#### Exercise inputs ####

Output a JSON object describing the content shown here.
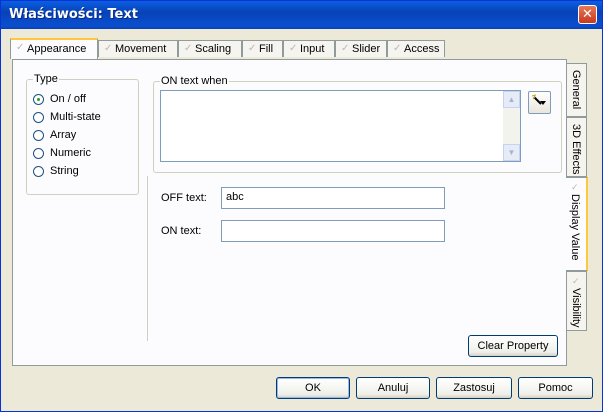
{
  "window": {
    "title": "Właściwości: Text",
    "close_icon": "close-icon",
    "title_color": "#0A4FCF"
  },
  "tabs": [
    {
      "label": "Appearance",
      "active": true
    },
    {
      "label": "Movement",
      "active": false
    },
    {
      "label": "Scaling",
      "active": false
    },
    {
      "label": "Fill",
      "active": false
    },
    {
      "label": "Input",
      "active": false
    },
    {
      "label": "Slider",
      "active": false
    },
    {
      "label": "Access",
      "active": false
    }
  ],
  "side_tabs": [
    {
      "label": "General",
      "active": false
    },
    {
      "label": "3D Effects",
      "active": false
    },
    {
      "label": "Display Value",
      "active": true
    },
    {
      "label": "Visibility",
      "active": false
    }
  ],
  "type_group": {
    "legend": "Type",
    "options": [
      {
        "label": "On / off",
        "selected": true
      },
      {
        "label": "Multi-state",
        "selected": false
      },
      {
        "label": "Array",
        "selected": false
      },
      {
        "label": "Numeric",
        "selected": false
      },
      {
        "label": "String",
        "selected": false
      }
    ]
  },
  "on_text_when": {
    "legend": "ON text when",
    "value": "",
    "button_icon": "expression-editor-icon"
  },
  "off_text": {
    "label": "OFF text:",
    "value": "abc"
  },
  "on_text": {
    "label": "ON text:",
    "value": ""
  },
  "clear_property": "Clear Property",
  "buttons": {
    "ok": "OK",
    "cancel": "Anuluj",
    "apply": "Zastosuj",
    "help": "Pomoc"
  }
}
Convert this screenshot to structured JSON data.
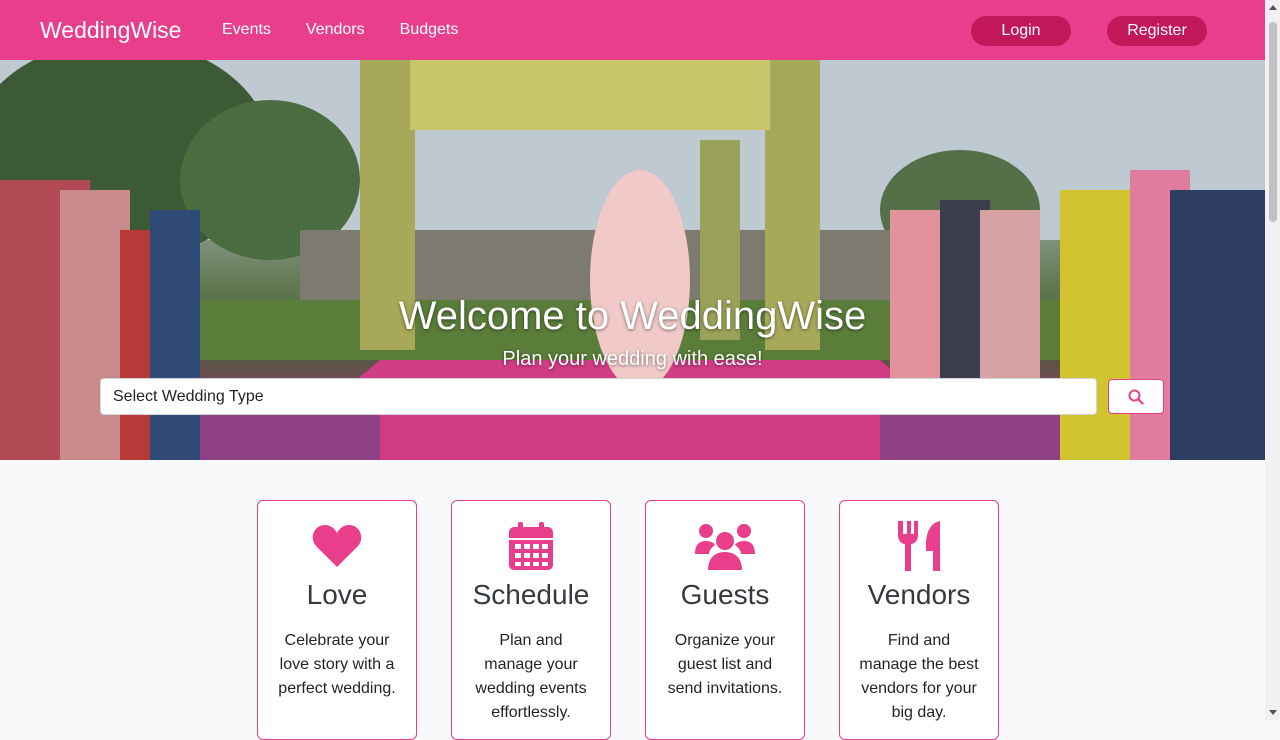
{
  "navbar": {
    "brand": "WeddingWise",
    "links": [
      "Events",
      "Vendors",
      "Budgets"
    ],
    "login_label": "Login",
    "register_label": "Register"
  },
  "hero": {
    "title": "Welcome to WeddingWise",
    "subtitle": "Plan your wedding with ease!",
    "search_value": "Select Wedding Type",
    "search_icon": "search-icon"
  },
  "features": [
    {
      "icon": "heart-icon",
      "title": "Love",
      "text": "Celebrate your love story with a perfect wedding."
    },
    {
      "icon": "calendar-icon",
      "title": "Schedule",
      "text": "Plan and manage your wedding events effortlessly."
    },
    {
      "icon": "users-icon",
      "title": "Guests",
      "text": "Organize your guest list and send invitations."
    },
    {
      "icon": "utensils-icon",
      "title": "Vendors",
      "text": "Find and manage the best vendors for your big day."
    }
  ],
  "colors": {
    "brand": "#e83e8c",
    "button_dark": "#c2185b",
    "page_bg": "#f8f9fa"
  }
}
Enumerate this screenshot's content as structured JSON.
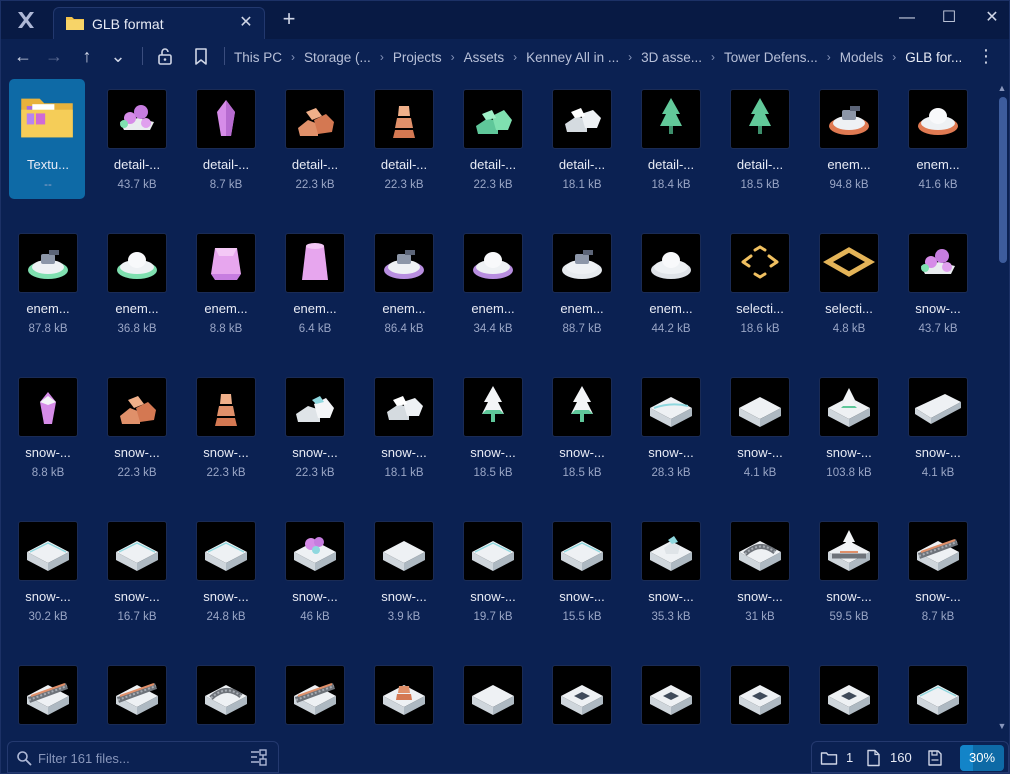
{
  "window": {
    "tab_title": "GLB format",
    "close_tab_glyph": "✕",
    "new_tab_glyph": "+",
    "minimize_glyph": "—",
    "maximize_glyph": "☐",
    "close_glyph": "✕",
    "accent_color": "#0e6aa6",
    "background_color": "#0b2152"
  },
  "toolbar": {
    "back_glyph": "←",
    "forward_glyph": "→",
    "up_glyph": "↑",
    "history_glyph": "⌄",
    "more_glyph": "⋮",
    "breadcrumb": [
      "This PC",
      "Storage (...",
      "Projects",
      "Assets",
      "Kenney All in ...",
      "3D asse...",
      "Tower Defens...",
      "Models",
      "GLB for..."
    ]
  },
  "items": [
    {
      "name": "Textu...",
      "size": "--",
      "kind": "folder",
      "selected": true
    },
    {
      "name": "detail-...",
      "size": "43.7 kB",
      "icon": "crystal-cluster"
    },
    {
      "name": "detail-...",
      "size": "8.7 kB",
      "icon": "crystal"
    },
    {
      "name": "detail-...",
      "size": "22.3 kB",
      "icon": "rocks-orange"
    },
    {
      "name": "detail-...",
      "size": "22.3 kB",
      "icon": "rock-stack-orange"
    },
    {
      "name": "detail-...",
      "size": "22.3 kB",
      "icon": "rocks-green"
    },
    {
      "name": "detail-...",
      "size": "18.1 kB",
      "icon": "rocks-white"
    },
    {
      "name": "detail-...",
      "size": "18.4 kB",
      "icon": "tree-green"
    },
    {
      "name": "detail-...",
      "size": "18.5 kB",
      "icon": "tree-green"
    },
    {
      "name": "enem...",
      "size": "94.8 kB",
      "icon": "ufo-turret"
    },
    {
      "name": "enem...",
      "size": "41.6 kB",
      "icon": "ufo-dome"
    },
    {
      "name": "enem...",
      "size": "87.8 kB",
      "icon": "ufo-turret-green"
    },
    {
      "name": "enem...",
      "size": "36.8 kB",
      "icon": "ufo-green"
    },
    {
      "name": "enem...",
      "size": "8.8 kB",
      "icon": "spawn-pink"
    },
    {
      "name": "enem...",
      "size": "6.4 kB",
      "icon": "pillar-pink"
    },
    {
      "name": "enem...",
      "size": "86.4 kB",
      "icon": "ufo-turret-purple"
    },
    {
      "name": "enem...",
      "size": "34.4 kB",
      "icon": "ufo-purple"
    },
    {
      "name": "enem...",
      "size": "88.7 kB",
      "icon": "ufo-turret-white"
    },
    {
      "name": "enem...",
      "size": "44.2 kB",
      "icon": "ufo-white"
    },
    {
      "name": "selecti...",
      "size": "18.6 kB",
      "icon": "selection-corners"
    },
    {
      "name": "selecti...",
      "size": "4.8 kB",
      "icon": "selection-ring"
    },
    {
      "name": "snow-...",
      "size": "43.7 kB",
      "icon": "crystal-cluster"
    },
    {
      "name": "snow-...",
      "size": "8.8 kB",
      "icon": "crystal-snow"
    },
    {
      "name": "snow-...",
      "size": "22.3 kB",
      "icon": "rocks-orange"
    },
    {
      "name": "snow-...",
      "size": "22.3 kB",
      "icon": "rock-stack-orange"
    },
    {
      "name": "snow-...",
      "size": "22.3 kB",
      "icon": "rocks-snow"
    },
    {
      "name": "snow-...",
      "size": "18.1 kB",
      "icon": "rocks-white"
    },
    {
      "name": "snow-...",
      "size": "18.5 kB",
      "icon": "tree-snow"
    },
    {
      "name": "snow-...",
      "size": "18.5 kB",
      "icon": "tree-snow"
    },
    {
      "name": "snow-...",
      "size": "28.3 kB",
      "icon": "tile-corner-snow"
    },
    {
      "name": "snow-...",
      "size": "4.1 kB",
      "icon": "tile-snow"
    },
    {
      "name": "snow-...",
      "size": "103.8 kB",
      "icon": "tile-tree-snow"
    },
    {
      "name": "snow-...",
      "size": "4.1 kB",
      "icon": "tile-slope-snow"
    },
    {
      "name": "snow-...",
      "size": "30.2 kB",
      "icon": "tile-edge-snow"
    },
    {
      "name": "snow-...",
      "size": "16.7 kB",
      "icon": "tile-edge-snow"
    },
    {
      "name": "snow-...",
      "size": "24.8 kB",
      "icon": "tile-edge-snow"
    },
    {
      "name": "snow-...",
      "size": "46 kB",
      "icon": "tile-crystal-snow"
    },
    {
      "name": "snow-...",
      "size": "3.9 kB",
      "icon": "tile-snow"
    },
    {
      "name": "snow-...",
      "size": "19.7 kB",
      "icon": "tile-edge-snow"
    },
    {
      "name": "snow-...",
      "size": "15.5 kB",
      "icon": "tile-edge-snow"
    },
    {
      "name": "snow-...",
      "size": "35.3 kB",
      "icon": "tile-rocks-snow"
    },
    {
      "name": "snow-...",
      "size": "31 kB",
      "icon": "tile-path-snow"
    },
    {
      "name": "snow-...",
      "size": "59.5 kB",
      "icon": "tile-tree-path-snow"
    },
    {
      "name": "snow-...",
      "size": "8.7 kB",
      "icon": "tile-path-straight-snow"
    },
    {
      "name": "",
      "size": "",
      "icon": "tile-path-straight-snow"
    },
    {
      "name": "",
      "size": "",
      "icon": "tile-path-straight-snow"
    },
    {
      "name": "",
      "size": "",
      "icon": "tile-path-snow"
    },
    {
      "name": "",
      "size": "",
      "icon": "tile-path-straight-snow"
    },
    {
      "name": "",
      "size": "",
      "icon": "tile-rock-stack-snow"
    },
    {
      "name": "",
      "size": "",
      "icon": "tile-snow"
    },
    {
      "name": "",
      "size": "",
      "icon": "tile-hole-snow"
    },
    {
      "name": "",
      "size": "",
      "icon": "tile-hole-snow"
    },
    {
      "name": "",
      "size": "",
      "icon": "tile-hole-snow"
    },
    {
      "name": "",
      "size": "",
      "icon": "tile-hole-snow"
    },
    {
      "name": "",
      "size": "",
      "icon": "tile-edge-snow"
    }
  ],
  "filter": {
    "placeholder": "Filter 161 files..."
  },
  "status": {
    "folders": "1",
    "files": "160",
    "zoom_label": "30%",
    "zoom_fraction": 0.3
  }
}
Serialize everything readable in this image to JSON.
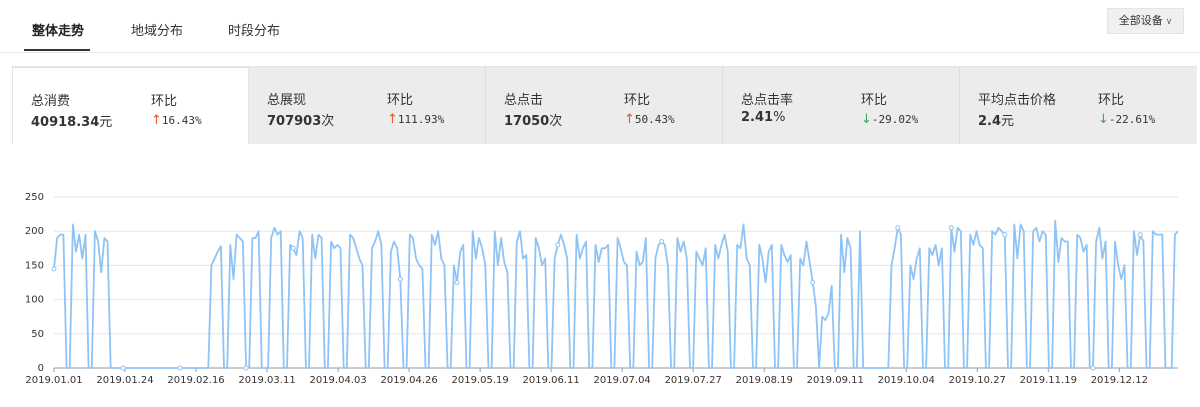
{
  "tabs": [
    {
      "label": "整体走势",
      "active": true
    },
    {
      "label": "地域分布",
      "active": false
    },
    {
      "label": "时段分布",
      "active": false
    }
  ],
  "device_select": {
    "label": "全部设备",
    "icon": "chevron-down-icon"
  },
  "kpis": [
    {
      "label": "总消费",
      "value": "40918.34",
      "unit": "元",
      "ratio_label": "环比",
      "direction": "up",
      "ratio": "16.43%",
      "active": true
    },
    {
      "label": "总展现",
      "value": "707903",
      "unit": "次",
      "ratio_label": "环比",
      "direction": "up",
      "ratio": "111.93%",
      "active": false
    },
    {
      "label": "总点击",
      "value": "17050",
      "unit": "次",
      "ratio_label": "环比",
      "direction": "up",
      "ratio": "50.43%",
      "active": false
    },
    {
      "label": "总点击率",
      "value": "2.41",
      "unit": "%",
      "ratio_label": "环比",
      "direction": "down",
      "ratio": "-29.02%",
      "active": false
    },
    {
      "label": "平均点击价格",
      "value": "2.4",
      "unit": "元",
      "ratio_label": "环比",
      "direction": "down",
      "ratio": "-22.61%",
      "active": false
    }
  ],
  "colors": {
    "line": "#8fc3f5",
    "up": "#e8532c",
    "down": "#3aa76d",
    "grid": "#e6e6e6"
  },
  "chart_data": {
    "type": "line",
    "title": "",
    "xlabel": "",
    "ylabel": "",
    "ylim": [
      0,
      250
    ],
    "yticks": [
      0,
      50,
      100,
      150,
      200,
      250
    ],
    "xtick_labels": [
      "2019.01.01",
      "2019.01.24",
      "2019.02.16",
      "2019.03.11",
      "2019.04.03",
      "2019.04.26",
      "2019.05.19",
      "2019.06.11",
      "2019.07.04",
      "2019.07.27",
      "2019.08.19",
      "2019.09.11",
      "2019.10.04",
      "2019.10.27",
      "2019.11.19",
      "2019.12.12"
    ],
    "grid": true,
    "x_start": "2019.01.01",
    "x_end": "2019.12.31",
    "series": [
      {
        "values": [
          145,
          190,
          195,
          195,
          0,
          0,
          210,
          170,
          195,
          160,
          195,
          0,
          0,
          200,
          185,
          140,
          190,
          185,
          0,
          0,
          0,
          0,
          0,
          0,
          0,
          0,
          0,
          0,
          0,
          0,
          0,
          0,
          0,
          0,
          0,
          0,
          0,
          0,
          0,
          0,
          0,
          0,
          0,
          0,
          0,
          0,
          0,
          0,
          0,
          0,
          150,
          160,
          170,
          178,
          0,
          0,
          180,
          130,
          195,
          190,
          185,
          0,
          0,
          190,
          190,
          200,
          0,
          0,
          0,
          190,
          205,
          195,
          200,
          0,
          0,
          180,
          175,
          165,
          200,
          190,
          0,
          0,
          195,
          160,
          195,
          190,
          0,
          0,
          185,
          175,
          180,
          175,
          0,
          0,
          195,
          190,
          175,
          160,
          150,
          0,
          0,
          175,
          185,
          200,
          180,
          0,
          0,
          170,
          185,
          175,
          130,
          0,
          0,
          195,
          190,
          160,
          150,
          145,
          0,
          0,
          195,
          180,
          200,
          160,
          150,
          0,
          0,
          150,
          125,
          170,
          180,
          0,
          0,
          200,
          160,
          190,
          175,
          150,
          0,
          0,
          200,
          150,
          190,
          155,
          140,
          0,
          0,
          185,
          200,
          160,
          165,
          0,
          0,
          190,
          175,
          150,
          160,
          0,
          0,
          160,
          180,
          195,
          180,
          160,
          0,
          0,
          195,
          160,
          175,
          185,
          0,
          0,
          180,
          155,
          175,
          175,
          180,
          0,
          0,
          190,
          175,
          155,
          150,
          0,
          0,
          170,
          150,
          155,
          190,
          0,
          0,
          160,
          180,
          185,
          180,
          150,
          0,
          0,
          190,
          170,
          185,
          160,
          0,
          0,
          170,
          160,
          150,
          175,
          0,
          0,
          180,
          160,
          180,
          195,
          170,
          0,
          0,
          180,
          175,
          210,
          160,
          150,
          0,
          0,
          180,
          160,
          125,
          170,
          180,
          0,
          0,
          180,
          165,
          155,
          165,
          0,
          0,
          160,
          150,
          185,
          155,
          125,
          90,
          0,
          75,
          70,
          80,
          120,
          0,
          0,
          195,
          140,
          190,
          175,
          0,
          0,
          200,
          0,
          0,
          0,
          0,
          0,
          0,
          0,
          0,
          0,
          150,
          175,
          205,
          195,
          0,
          0,
          150,
          130,
          160,
          175,
          0,
          0,
          175,
          165,
          180,
          150,
          175,
          0,
          0,
          205,
          170,
          205,
          200,
          0,
          0,
          195,
          180,
          200,
          180,
          175,
          0,
          0,
          200,
          195,
          205,
          200,
          195,
          0,
          0,
          210,
          160,
          210,
          200,
          0,
          0,
          200,
          205,
          185,
          200,
          195,
          0,
          0,
          215,
          155,
          190,
          185,
          185,
          0,
          0,
          195,
          190,
          170,
          180,
          0,
          0,
          185,
          205,
          160,
          185,
          0,
          0,
          185,
          150,
          130,
          150,
          0,
          0,
          200,
          165,
          195,
          185,
          0,
          0,
          200,
          195,
          195,
          195,
          0,
          0,
          0,
          195,
          200
        ]
      }
    ]
  }
}
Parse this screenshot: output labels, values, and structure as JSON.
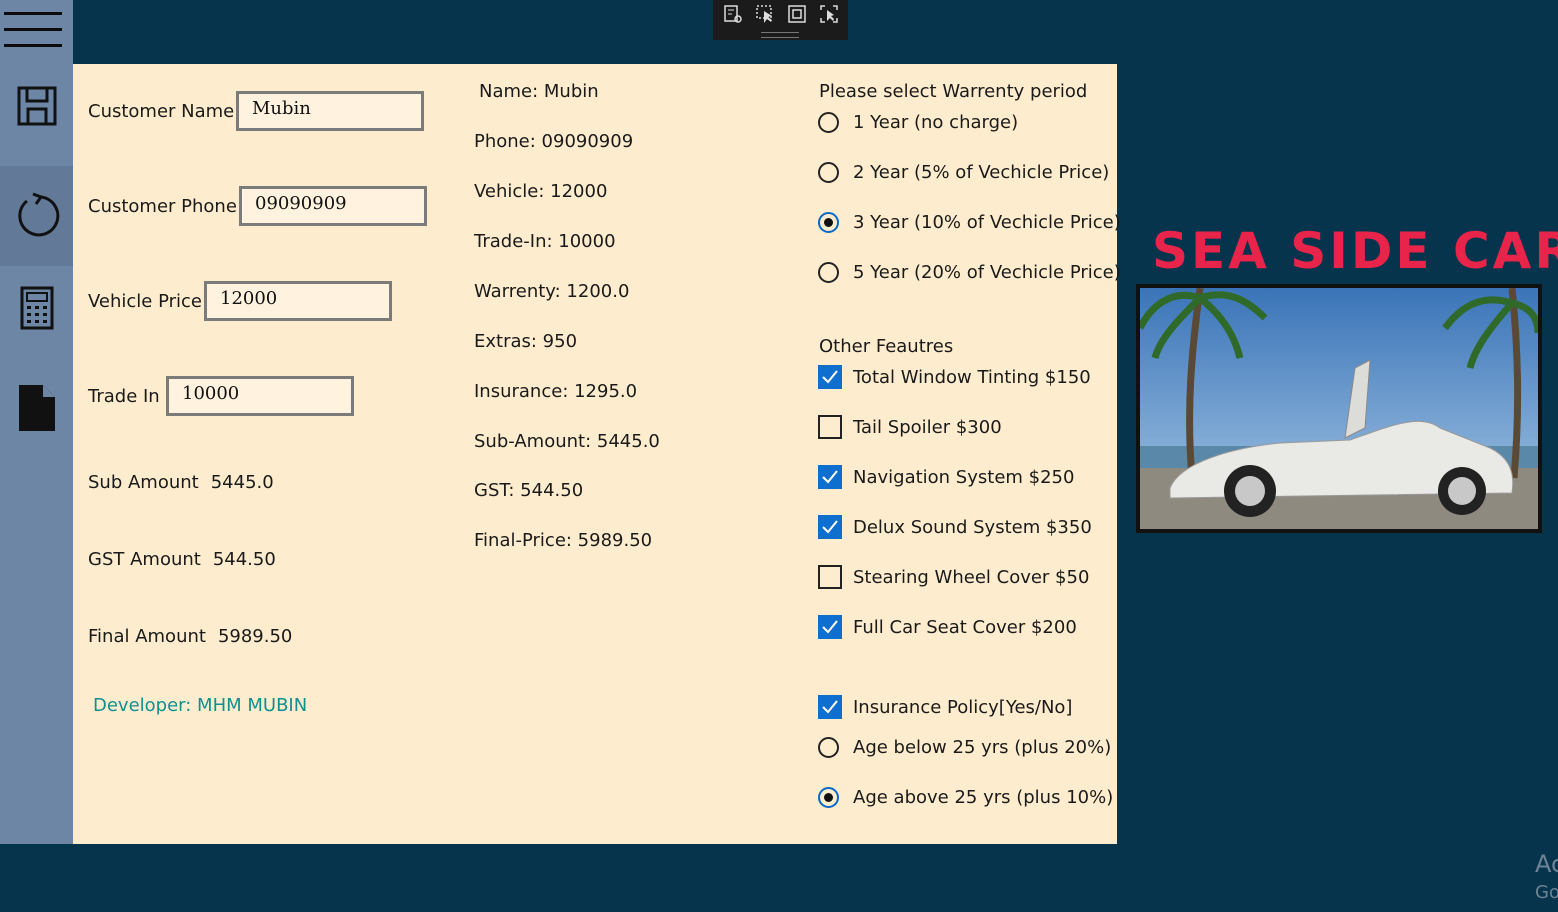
{
  "nav": {
    "icons": [
      "hamburger-icon",
      "save-icon",
      "refresh-icon",
      "calculator-icon",
      "document-icon"
    ]
  },
  "form": {
    "customer_name_label": "Customer Name",
    "customer_name_value": "Mubin",
    "customer_phone_label": "Customer Phone",
    "customer_phone_value": "09090909",
    "vehicle_price_label": "Vehicle Price",
    "vehicle_price_value": "12000",
    "trade_in_label": "Trade In",
    "trade_in_value": "10000",
    "sub_amount_label": "Sub Amount",
    "sub_amount_value": "5445.0",
    "gst_amount_label": "GST Amount",
    "gst_amount_value": "544.50",
    "final_amount_label": "Final Amount",
    "final_amount_value": "5989.50",
    "developer": "Developer: MHM MUBIN"
  },
  "receipt": {
    "lines": [
      "Name: Mubin",
      "Phone: 09090909",
      "Vehicle: 12000",
      "Trade-In: 10000",
      "Warrenty: 1200.0",
      "Extras: 950",
      "Insurance: 1295.0",
      "Sub-Amount: 5445.0",
      "GST: 544.50",
      "Final-Price: 5989.50"
    ]
  },
  "warranty": {
    "title": "Please select Warrenty period",
    "options": [
      {
        "label": "1 Year (no charge)",
        "selected": false
      },
      {
        "label": "2 Year (5% of Vechicle Price)",
        "selected": false
      },
      {
        "label": "3 Year (10% of Vechicle Price)",
        "selected": true
      },
      {
        "label": "5 Year (20% of Vechicle Price)",
        "selected": false
      }
    ]
  },
  "features": {
    "title": "Other Feautres",
    "items": [
      {
        "label": "Total Window Tinting $150",
        "checked": true
      },
      {
        "label": "Tail Spoiler $300",
        "checked": false
      },
      {
        "label": "Navigation System $250",
        "checked": true
      },
      {
        "label": "Delux Sound System $350",
        "checked": true
      },
      {
        "label": "Stearing Wheel Cover $50",
        "checked": false
      },
      {
        "label": "Full Car Seat Cover $200",
        "checked": true
      }
    ]
  },
  "insurance": {
    "label": "Insurance Policy[Yes/No]",
    "checked": true,
    "options": [
      {
        "label": "Age below 25 yrs (plus 20%)",
        "selected": false
      },
      {
        "label": "Age above 25 yrs (plus 10%)",
        "selected": true
      }
    ]
  },
  "brand": {
    "title": "SEA SIDE CAR"
  },
  "watermark": {
    "line1": "Ac",
    "line2": "Go"
  },
  "colors": {
    "background": "#06344c",
    "panel": "#fdecce",
    "nav": "#6d86a6",
    "accent": "#0f6fcf",
    "brand": "#e8244a",
    "developer": "#119090"
  }
}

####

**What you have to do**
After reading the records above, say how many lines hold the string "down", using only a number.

**Reply to the exercise**
4